Also, the jury and judges ignored their fundamental obligation to fairly but also critically evaluate all of the evidence. Nor did they consider all of the evidence together: that is, they failed to use the 20 witnesses’ evidence as a critical metric of A’s testimony. If they had done so, they would have easily concluded (as did the High Court) that this cascade of “improbabilities” at least creates a “reasonable doubt” about A’s story.
Cardinal Pell was incredibly lucky in one decisive respect: Victim A set his sordid story in a well-trafficked place. Had the background setting been instead a campsite or a locker room or some other isolated venue, the cardinal’s conviction would have been affirmed. Tried according to the mistaken norms just described, it would seem that anyone accused by an engaging fantasist or a skilled liar, would be defenseless.
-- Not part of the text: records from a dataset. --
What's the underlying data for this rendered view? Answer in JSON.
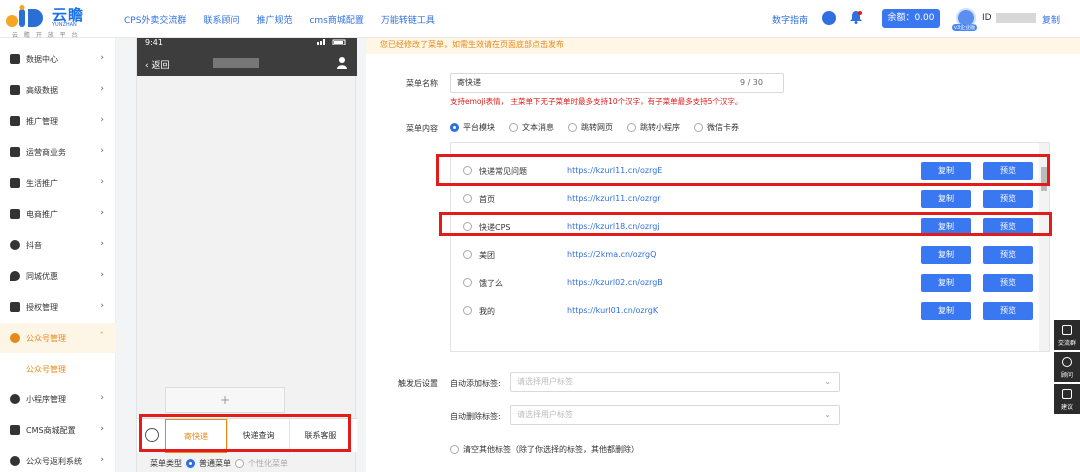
{
  "header": {
    "brand": "云瞻",
    "brand_sub": "YUNZHAN",
    "slogan": "云 瞻 开 放 平 台",
    "nav": [
      "CPS外卖交流群",
      "联系顾问",
      "推广规范",
      "cms商城配置",
      "万能转链工具"
    ],
    "doc_link": "数字指南",
    "balance_label": "余额：0.00",
    "id_label": "ID",
    "copy_label": "复制",
    "avatar_badge": "v3企业版"
  },
  "sidebar": {
    "items": [
      {
        "label": "数据中心",
        "icon": "chart-icon"
      },
      {
        "label": "高级数据",
        "icon": "layers-icon"
      },
      {
        "label": "推广管理",
        "icon": "grid-icon"
      },
      {
        "label": "运营商业务",
        "icon": "card-icon"
      },
      {
        "label": "生活推广",
        "icon": "calendar-icon"
      },
      {
        "label": "电商推广",
        "icon": "shop-icon"
      },
      {
        "label": "抖音",
        "icon": "tiktok-icon"
      },
      {
        "label": "同城优惠",
        "icon": "location-icon"
      },
      {
        "label": "授权管理",
        "icon": "key-icon"
      },
      {
        "label": "公众号管理",
        "icon": "wechat-icon",
        "active": true
      },
      {
        "label": "小程序管理",
        "icon": "user-icon"
      },
      {
        "label": "CMS商城配置",
        "icon": "cms-icon"
      },
      {
        "label": "公众号返利系统",
        "icon": "wechat-rebate-icon"
      }
    ],
    "sub_active": "公众号管理"
  },
  "phone": {
    "time": "9:41",
    "back_label": "返回",
    "plus_label": "+",
    "menu_tabs": [
      "寄快递",
      "快递查询",
      "联系客服"
    ],
    "menu_type_label": "菜单类型",
    "menu_type_options": [
      "普通菜单",
      "个性化菜单"
    ]
  },
  "form": {
    "warning": "您已经修改了菜单，如需生效请在页面底部点击发布",
    "name_label": "菜单名称",
    "name_value": "寄快递",
    "name_count": "9 / 30",
    "name_hint": "支持emoji表情，  主菜单下无子菜单时最多支持10个汉字，有子菜单最多支持5个汉字。",
    "content_label": "菜单内容",
    "content_options": [
      "平台模块",
      "文本消息",
      "跳转网页",
      "跳转小程序",
      "微信卡券"
    ],
    "rows": [
      {
        "name": "快递常见问题",
        "url": "https://kzurl11.cn/ozrgE"
      },
      {
        "name": "首页",
        "url": "https://kzurl11.cn/ozrgr"
      },
      {
        "name": "快递CPS",
        "url": "https://kzurl18.cn/ozrgj"
      },
      {
        "name": "美团",
        "url": "https://2kma.cn/ozrgQ"
      },
      {
        "name": "饿了么",
        "url": "https://kzurl02.cn/ozrgB"
      },
      {
        "name": "我的",
        "url": "https://kurl01.cn/ozrgK"
      }
    ],
    "copy_btn": "复制",
    "preview_btn": "预览",
    "after_label": "触发后设置",
    "auto_add_label": "自动添加标签:",
    "auto_del_label": "自动删除标签:",
    "tag_placeholder": "请选择用户标签",
    "clear_label": "清空其他标签（除了你选择的标签，其他都删除）"
  },
  "float_tools": [
    "交流群",
    "顾问",
    "建议"
  ],
  "colors": {
    "accent": "#3a78f2",
    "orange": "#e4891a",
    "red_box": "#e21b1b"
  }
}
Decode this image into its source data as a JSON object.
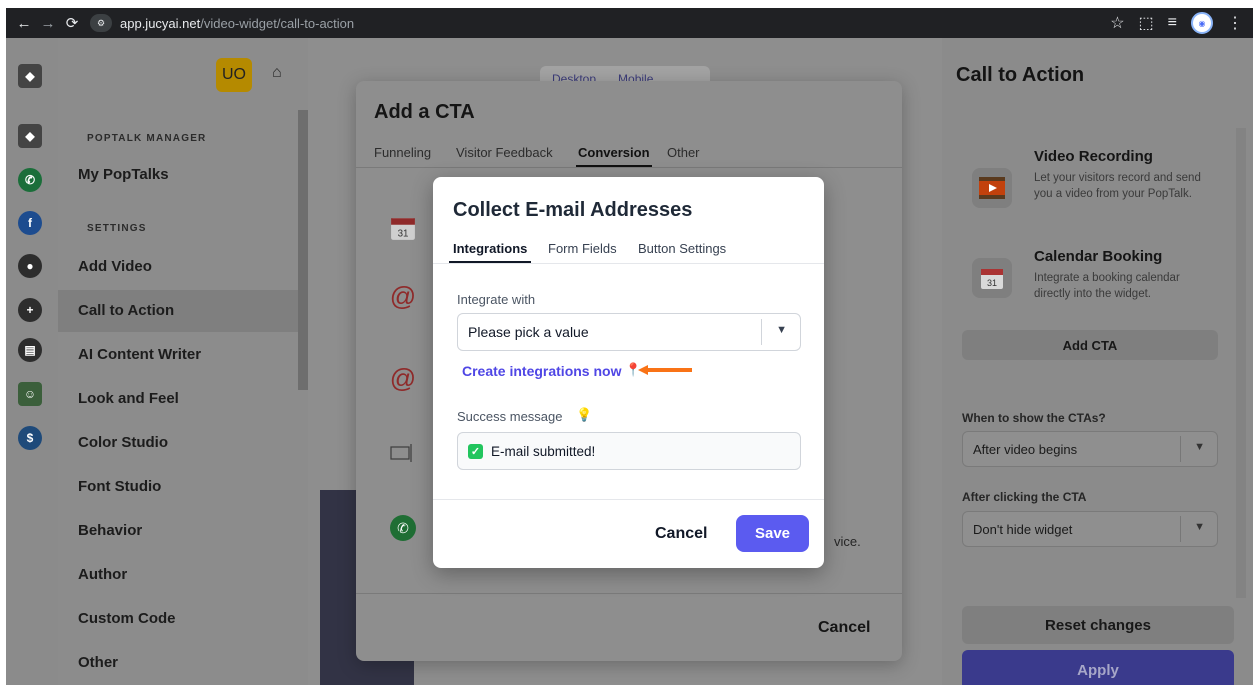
{
  "browser": {
    "url_host": "app.jucyai.net",
    "url_path": "/video-widget/call-to-action"
  },
  "sidebar": {
    "badge": "UO",
    "section_poptalk": "POPTALK MANAGER",
    "my_poptalks": "My PopTalks",
    "section_settings": "SETTINGS",
    "items": [
      "Add Video",
      "Call to Action",
      "AI Content Writer",
      "Look and Feel",
      "Color Studio",
      "Font Studio",
      "Behavior",
      "Author",
      "Custom Code",
      "Other"
    ]
  },
  "center": {
    "device_desktop": "Desktop",
    "device_mobile": "Mobile"
  },
  "cta_modal": {
    "title": "Add a CTA",
    "tabs": [
      "Funneling",
      "Visitor Feedback",
      "Conversion",
      "Other"
    ],
    "active_tab": "Conversion",
    "partial_text": "vice.",
    "cancel": "Cancel"
  },
  "email_modal": {
    "title": "Collect E-mail Addresses",
    "tabs": [
      "Integrations",
      "Form Fields",
      "Button Settings"
    ],
    "active_tab": "Integrations",
    "integrate_label": "Integrate with",
    "integrate_value": "Please pick a value",
    "create_link": "Create integrations now",
    "success_label": "Success message",
    "success_value": "E-mail submitted!",
    "cancel": "Cancel",
    "save": "Save",
    "arrow_color": "#f97316",
    "save_color": "#5b5bf0"
  },
  "right_panel": {
    "title": "Call to Action",
    "cards": [
      {
        "title": "Video Recording",
        "desc": "Let your visitors record and send you a video from your PopTalk."
      },
      {
        "title": "Calendar Booking",
        "desc": "Integrate a booking calendar directly into the widget."
      }
    ],
    "add_cta": "Add CTA",
    "when_label": "When to show the CTAs?",
    "when_value": "After video begins",
    "after_label": "After clicking the CTA",
    "after_value": "Don't hide widget",
    "reset": "Reset changes",
    "apply": "Apply"
  }
}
This case of Pell v. The Queen is over and done with. There is no legal avenue by which A’s allegations could be relitigated in any criminal context. There is no legal obstacle, however, to A bringing a civil claim against Cardinal Pell. (Some readers might recall that, after O.J. Simpson was acquitted of murder, the family of victim Ronald Goldman successfully sued Simpson for wrongful death.) In any civil suit against Cardinal Pell, though, A would not have the benefit of the anonymity he enjoyed in the criminal trial. Nor would he be shielded from cross-examination on his credibility, including any relevant emotional difficulties he might have had. (In fact, Cardinal Pell’s legal team was rebuffed in court — in the absence of the jury — when they attempted to gain access to records of A’s treatment for psychological problems.)
There are statutes of limitation that would block civil suit nearly a quarter-century after the alleged fact. But in Victoria, judges have discretion to waive those limitations. There is also the real prospect that other persons might come forward with new criminal and civil allegations against Cardinal Pell. The cardinal’s days in court are almost certainly not over.
Gerard V. Bradley is a professor of law at the University of Notre Dame
and a former assistant district attorney in New York County, New York.